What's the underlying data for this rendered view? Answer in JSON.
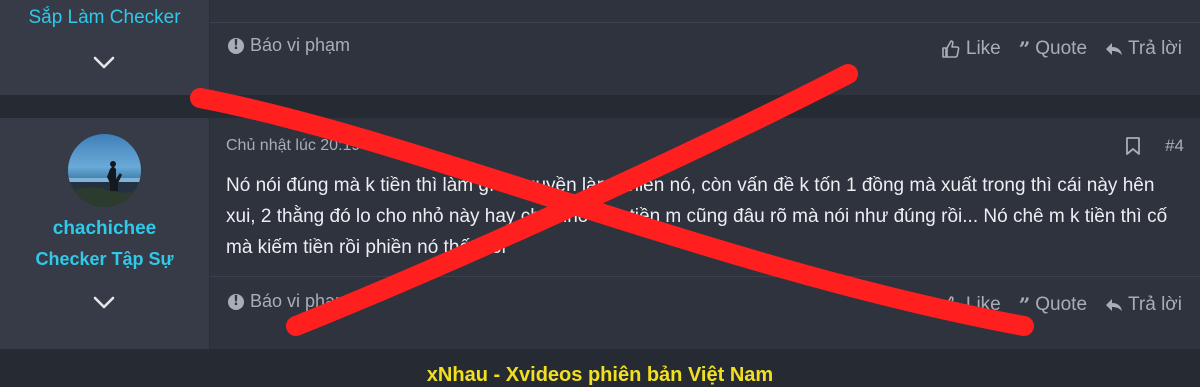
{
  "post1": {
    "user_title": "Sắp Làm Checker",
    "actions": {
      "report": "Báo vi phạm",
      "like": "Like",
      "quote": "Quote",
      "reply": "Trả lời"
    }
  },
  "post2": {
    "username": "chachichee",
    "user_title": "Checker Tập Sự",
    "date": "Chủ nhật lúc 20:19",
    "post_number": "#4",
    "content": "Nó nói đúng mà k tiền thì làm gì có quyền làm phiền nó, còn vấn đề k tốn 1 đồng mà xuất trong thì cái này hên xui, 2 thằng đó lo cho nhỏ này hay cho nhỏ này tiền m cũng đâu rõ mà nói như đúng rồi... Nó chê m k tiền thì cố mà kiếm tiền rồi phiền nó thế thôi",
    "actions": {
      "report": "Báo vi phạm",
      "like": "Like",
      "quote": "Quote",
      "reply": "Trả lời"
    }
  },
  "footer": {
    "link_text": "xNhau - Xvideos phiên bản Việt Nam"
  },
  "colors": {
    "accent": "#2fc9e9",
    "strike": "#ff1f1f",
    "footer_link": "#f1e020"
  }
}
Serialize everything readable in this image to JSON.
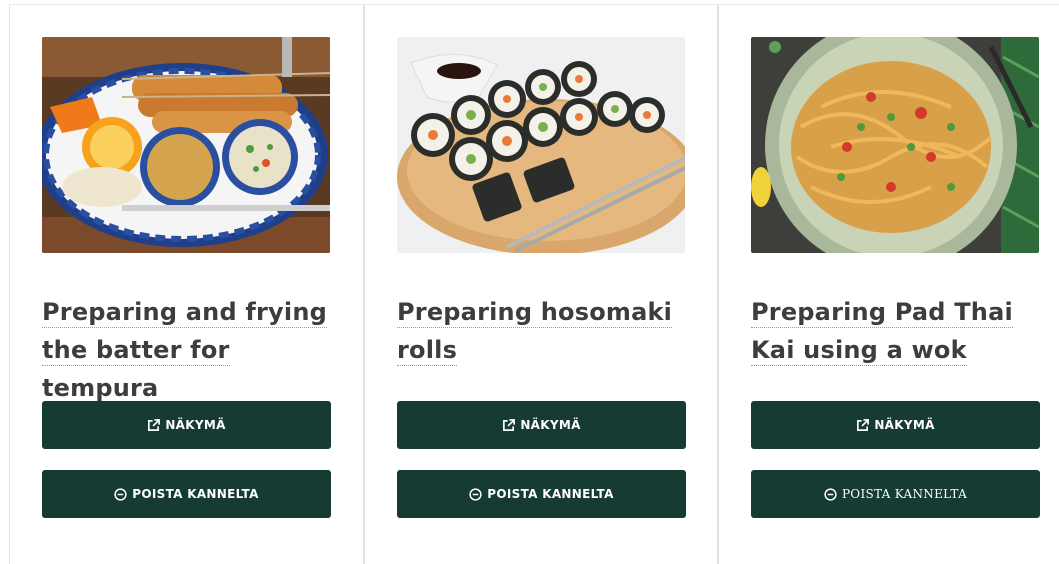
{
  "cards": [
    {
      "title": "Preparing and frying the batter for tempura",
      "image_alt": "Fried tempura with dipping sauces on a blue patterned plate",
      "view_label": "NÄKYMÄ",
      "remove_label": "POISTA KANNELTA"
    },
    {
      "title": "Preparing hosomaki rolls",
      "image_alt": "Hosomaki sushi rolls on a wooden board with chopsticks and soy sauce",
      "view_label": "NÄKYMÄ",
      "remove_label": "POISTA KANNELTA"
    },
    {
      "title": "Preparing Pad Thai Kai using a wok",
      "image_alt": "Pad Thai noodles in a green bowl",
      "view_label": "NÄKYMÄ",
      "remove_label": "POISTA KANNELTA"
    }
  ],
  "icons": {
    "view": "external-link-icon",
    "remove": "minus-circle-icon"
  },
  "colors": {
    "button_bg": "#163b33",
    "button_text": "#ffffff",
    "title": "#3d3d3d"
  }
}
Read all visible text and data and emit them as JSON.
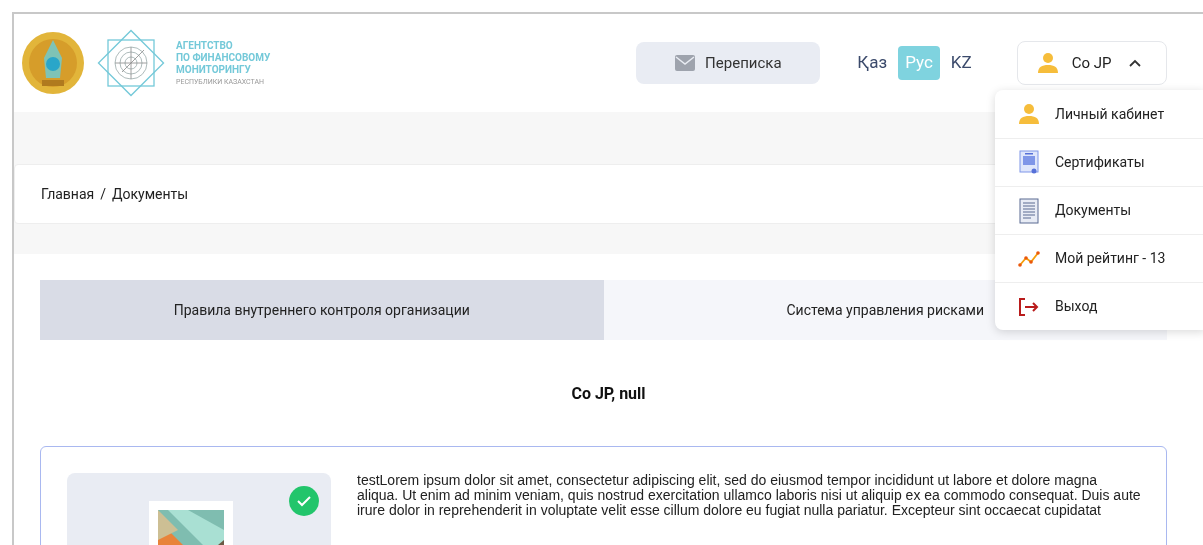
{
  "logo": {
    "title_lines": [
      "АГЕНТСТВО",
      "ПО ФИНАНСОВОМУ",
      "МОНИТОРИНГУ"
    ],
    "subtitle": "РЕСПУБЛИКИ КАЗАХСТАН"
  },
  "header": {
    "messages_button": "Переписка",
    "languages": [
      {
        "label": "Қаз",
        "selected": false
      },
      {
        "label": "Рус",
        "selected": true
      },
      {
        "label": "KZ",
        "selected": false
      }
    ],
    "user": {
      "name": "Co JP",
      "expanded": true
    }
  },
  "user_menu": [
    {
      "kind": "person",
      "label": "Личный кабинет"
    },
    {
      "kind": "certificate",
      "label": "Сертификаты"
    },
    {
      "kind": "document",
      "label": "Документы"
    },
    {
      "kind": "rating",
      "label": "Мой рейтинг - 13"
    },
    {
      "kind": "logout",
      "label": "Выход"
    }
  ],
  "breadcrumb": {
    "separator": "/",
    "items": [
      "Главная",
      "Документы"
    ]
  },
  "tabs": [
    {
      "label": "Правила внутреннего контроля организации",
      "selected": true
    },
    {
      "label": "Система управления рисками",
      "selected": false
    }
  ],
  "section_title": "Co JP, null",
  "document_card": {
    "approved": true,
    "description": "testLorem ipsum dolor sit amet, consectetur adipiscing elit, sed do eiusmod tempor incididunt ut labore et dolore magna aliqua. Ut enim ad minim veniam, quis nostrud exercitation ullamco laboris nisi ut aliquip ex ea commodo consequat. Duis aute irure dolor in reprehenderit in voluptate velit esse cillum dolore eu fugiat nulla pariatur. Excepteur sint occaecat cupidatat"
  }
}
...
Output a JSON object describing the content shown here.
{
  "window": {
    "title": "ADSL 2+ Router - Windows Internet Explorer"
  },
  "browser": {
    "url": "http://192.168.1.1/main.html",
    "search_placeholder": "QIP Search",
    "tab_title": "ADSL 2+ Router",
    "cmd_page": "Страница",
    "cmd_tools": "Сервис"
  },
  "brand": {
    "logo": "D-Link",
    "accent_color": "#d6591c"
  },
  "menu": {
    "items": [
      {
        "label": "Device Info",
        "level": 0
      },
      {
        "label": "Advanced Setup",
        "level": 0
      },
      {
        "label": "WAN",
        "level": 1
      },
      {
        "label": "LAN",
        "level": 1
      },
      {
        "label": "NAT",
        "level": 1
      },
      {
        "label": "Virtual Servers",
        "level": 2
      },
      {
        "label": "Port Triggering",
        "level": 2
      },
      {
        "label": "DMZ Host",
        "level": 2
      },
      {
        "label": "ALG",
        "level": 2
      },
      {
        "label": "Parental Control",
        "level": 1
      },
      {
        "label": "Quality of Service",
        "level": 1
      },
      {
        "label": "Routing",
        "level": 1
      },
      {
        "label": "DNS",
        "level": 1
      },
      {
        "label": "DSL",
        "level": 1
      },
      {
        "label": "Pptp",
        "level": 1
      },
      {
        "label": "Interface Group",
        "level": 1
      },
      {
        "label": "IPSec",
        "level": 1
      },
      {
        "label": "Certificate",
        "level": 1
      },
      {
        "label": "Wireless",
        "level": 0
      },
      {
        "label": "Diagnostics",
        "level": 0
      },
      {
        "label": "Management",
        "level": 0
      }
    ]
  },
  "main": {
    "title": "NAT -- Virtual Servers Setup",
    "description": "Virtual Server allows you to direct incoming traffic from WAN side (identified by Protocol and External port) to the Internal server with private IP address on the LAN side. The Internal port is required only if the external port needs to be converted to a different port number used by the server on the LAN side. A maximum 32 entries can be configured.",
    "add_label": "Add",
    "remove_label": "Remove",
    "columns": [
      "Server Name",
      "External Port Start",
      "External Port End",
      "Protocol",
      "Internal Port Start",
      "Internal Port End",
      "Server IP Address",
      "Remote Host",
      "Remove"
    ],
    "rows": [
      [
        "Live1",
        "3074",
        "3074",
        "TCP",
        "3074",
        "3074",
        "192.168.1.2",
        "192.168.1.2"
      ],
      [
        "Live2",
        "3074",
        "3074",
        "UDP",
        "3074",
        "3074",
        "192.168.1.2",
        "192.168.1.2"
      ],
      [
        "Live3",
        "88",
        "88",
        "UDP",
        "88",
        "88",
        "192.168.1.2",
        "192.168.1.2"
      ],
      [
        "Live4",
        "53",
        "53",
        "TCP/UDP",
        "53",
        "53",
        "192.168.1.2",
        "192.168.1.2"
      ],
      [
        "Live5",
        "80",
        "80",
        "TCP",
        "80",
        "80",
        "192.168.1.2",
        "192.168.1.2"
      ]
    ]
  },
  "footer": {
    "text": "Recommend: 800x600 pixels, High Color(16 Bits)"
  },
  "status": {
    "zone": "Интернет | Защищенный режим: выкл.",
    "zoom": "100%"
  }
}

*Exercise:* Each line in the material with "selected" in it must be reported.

*Reply to the task:*
        "selected": false
        "selected": true
        "selected": false
      "selected": true
      "selected": false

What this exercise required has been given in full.